Saved data entries

☆ ☆ ☆

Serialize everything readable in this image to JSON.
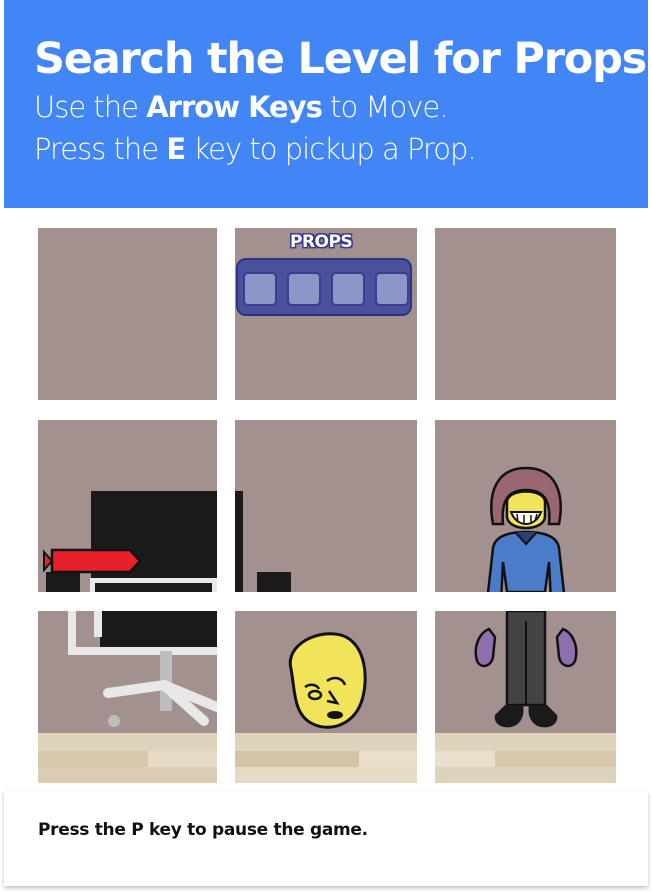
{
  "header": {
    "title": "Search the Level for Props.",
    "line1_pre": "Use the ",
    "line1_bold": "Arrow Keys",
    "line1_post": " to Move.",
    "line2_pre": "Press the ",
    "line2_bold": "E",
    "line2_post": " key to pickup a Prop."
  },
  "hud": {
    "props_label": "PROPS",
    "slots": [
      "empty",
      "empty",
      "empty",
      "empty"
    ]
  },
  "scene": {
    "objects": [
      "office-chair-icon",
      "red-bomb-icon",
      "yellow-mask-icon",
      "masked-character-icon"
    ]
  },
  "footer": {
    "instruction": "Press the P key to pause the game."
  },
  "colors": {
    "banner": "#4286f5",
    "tile": "#a39190",
    "floor": "#ddd0b9",
    "hud": "#4b509c"
  }
}
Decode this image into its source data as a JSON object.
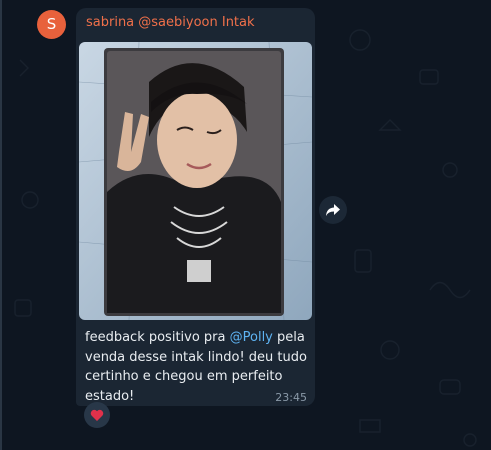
{
  "avatar": {
    "initial": "S",
    "color": "#e8613c"
  },
  "message": {
    "sender": "sabrina @saebiyoon Intak",
    "sender_color": "#f0704a",
    "text_before": "feedback positivo pra ",
    "mention": "@Polly",
    "text_after": " pela venda desse intak lindo! deu tudo certinho e chegou em perfeito estado!",
    "time": "23:45",
    "photo_subject": "photocard of a smiling young man making a peace sign"
  },
  "reaction": {
    "emoji": "heart",
    "color": "#e0314b"
  },
  "actions": {
    "forward_icon": "forward-arrow"
  },
  "theme": {
    "background": "#0e1621",
    "bubble": "#1b2633",
    "link": "#5eb3f2"
  }
}
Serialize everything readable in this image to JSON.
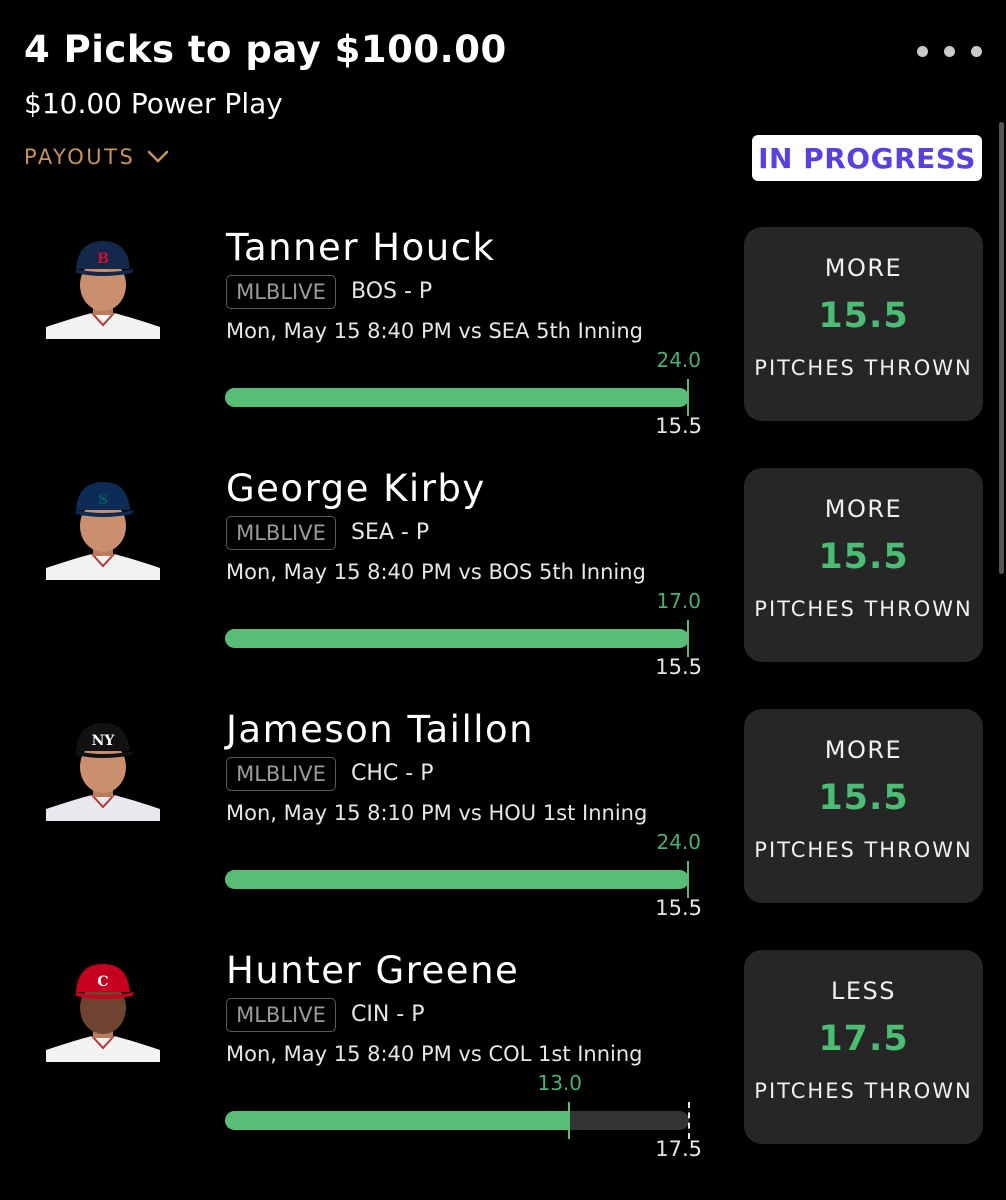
{
  "header": {
    "title": "4 Picks to pay $100.00",
    "subtitle": "$10.00 Power Play",
    "payouts_label": "PAYOUTS",
    "status": "IN PROGRESS"
  },
  "picks": [
    {
      "name": "Tanner Houck",
      "league": "MLBLIVE",
      "team_pos": "BOS - P",
      "game": "Mon, May 15 8:40 PM  vs SEA 5th Inning",
      "actual": "24.0",
      "line": "15.5",
      "direction": "MORE",
      "stat": "PITCHES THROWN",
      "progress": 1.0,
      "cap": "B",
      "cap_color": "#13284a",
      "cap_logo_color": "#c8102e",
      "jersey_color": "#f2f2f2"
    },
    {
      "name": "George Kirby",
      "league": "MLBLIVE",
      "team_pos": "SEA - P",
      "game": "Mon, May 15 8:40 PM  vs BOS 5th Inning",
      "actual": "17.0",
      "line": "15.5",
      "direction": "MORE",
      "stat": "PITCHES THROWN",
      "progress": 1.0,
      "cap": "S",
      "cap_color": "#0c2c56",
      "cap_logo_color": "#005c5c",
      "jersey_color": "#f2f2f2"
    },
    {
      "name": "Jameson Taillon",
      "league": "MLBLIVE",
      "team_pos": "CHC - P",
      "game": "Mon, May 15 8:10 PM  vs HOU 1st Inning",
      "actual": "24.0",
      "line": "15.5",
      "direction": "MORE",
      "stat": "PITCHES THROWN",
      "progress": 1.0,
      "cap": "NY",
      "cap_color": "#111111",
      "cap_logo_color": "#ffffff",
      "jersey_color": "#e8e8ee"
    },
    {
      "name": "Hunter Greene",
      "league": "MLBLIVE",
      "team_pos": "CIN - P",
      "game": "Mon, May 15 8:40 PM  vs COL 1st Inning",
      "actual": "13.0",
      "line": "17.5",
      "direction": "LESS",
      "stat": "PITCHES THROWN",
      "progress": 0.743,
      "cap": "C",
      "cap_color": "#c6011f",
      "cap_logo_color": "#ffffff",
      "jersey_color": "#f2f2f2"
    }
  ]
}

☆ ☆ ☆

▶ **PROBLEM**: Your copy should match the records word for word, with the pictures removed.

▶ **TASK RESPONSE**:
Serialize everything readable in this image to JSON.
{
  "header": {
    "title": "Search the Level for Props.",
    "line1_pre": "Use the ",
    "line1_bold": "Arrow Keys",
    "line1_post": " to Move.",
    "line2_pre": "Press the ",
    "line2_bold": "E",
    "line2_post": " key to pickup a Prop."
  },
  "hud": {
    "props_label": "PROPS",
    "slots": [
      "empty",
      "empty",
      "empty",
      "empty"
    ]
  },
  "scene": {
    "objects": [
      "office-chair-icon",
      "red-bomb-icon",
      "yellow-mask-icon",
      "masked-character-icon"
    ]
  },
  "footer": {
    "instruction": "Press the P key to pause the game."
  },
  "colors": {
    "banner": "#4286f5",
    "tile": "#a39190",
    "floor": "#ddd0b9",
    "hud": "#4b509c"
  }
}
Decode this image into its source data as a JSON object.
{
  "avatar": {
    "initial": "S",
    "color": "#e8613c"
  },
  "message": {
    "sender": "sabrina @saebiyoon Intak",
    "sender_color": "#f0704a",
    "text_before": "feedback positivo pra ",
    "mention": "@Polly",
    "text_after": " pela venda desse intak lindo! deu tudo certinho e chegou em perfeito estado!",
    "time": "23:45",
    "photo_subject": "photocard of a smiling young man making a peace sign"
  },
  "reaction": {
    "emoji": "heart",
    "color": "#e0314b"
  },
  "actions": {
    "forward_icon": "forward-arrow"
  },
  "theme": {
    "background": "#0e1621",
    "bubble": "#1b2633",
    "link": "#5eb3f2"
  }
}
Serialize everything readable in this image to JSON.
{
  "header": {
    "title": "4 Picks to pay $100.00",
    "subtitle": "$10.00 Power Play",
    "payouts_label": "PAYOUTS",
    "status": "IN PROGRESS"
  },
  "picks": [
    {
      "name": "Tanner Houck",
      "league": "MLBLIVE",
      "team_pos": "BOS - P",
      "game": "Mon, May 15 8:40 PM  vs SEA 5th Inning",
      "actual": "24.0",
      "line": "15.5",
      "direction": "MORE",
      "stat": "PITCHES THROWN",
      "progress": 1.0,
      "cap": "B",
      "cap_color": "#13284a",
      "cap_logo_color": "#c8102e",
      "jersey_color": "#f2f2f2"
    },
    {
      "name": "George Kirby",
      "league": "MLBLIVE",
      "team_pos": "SEA - P",
      "game": "Mon, May 15 8:40 PM  vs BOS 5th Inning",
      "actual": "17.0",
      "line": "15.5",
      "direction": "MORE",
      "stat": "PITCHES THROWN",
      "progress": 1.0,
      "cap": "S",
      "cap_color": "#0c2c56",
      "cap_logo_color": "#005c5c",
      "jersey_color": "#f2f2f2"
    },
    {
      "name": "Jameson Taillon",
      "league": "MLBLIVE",
      "team_pos": "CHC - P",
      "game": "Mon, May 15 8:10 PM  vs HOU 1st Inning",
      "actual": "24.0",
      "line": "15.5",
      "direction": "MORE",
      "stat": "PITCHES THROWN",
      "progress": 1.0,
      "cap": "NY",
      "cap_color": "#111111",
      "cap_logo_color": "#ffffff",
      "jersey_color": "#e8e8ee"
    },
    {
      "name": "Hunter Greene",
      "league": "MLBLIVE",
      "team_pos": "CIN - P",
      "game": "Mon, May 15 8:40 PM  vs COL 1st Inning",
      "actual": "13.0",
      "line": "17.5",
      "direction": "LESS",
      "stat": "PITCHES THROWN",
      "progress": 0.743,
      "cap": "C",
      "cap_color": "#c6011f",
      "cap_logo_color": "#ffffff",
      "jersey_color": "#f2f2f2"
    }
  ]
}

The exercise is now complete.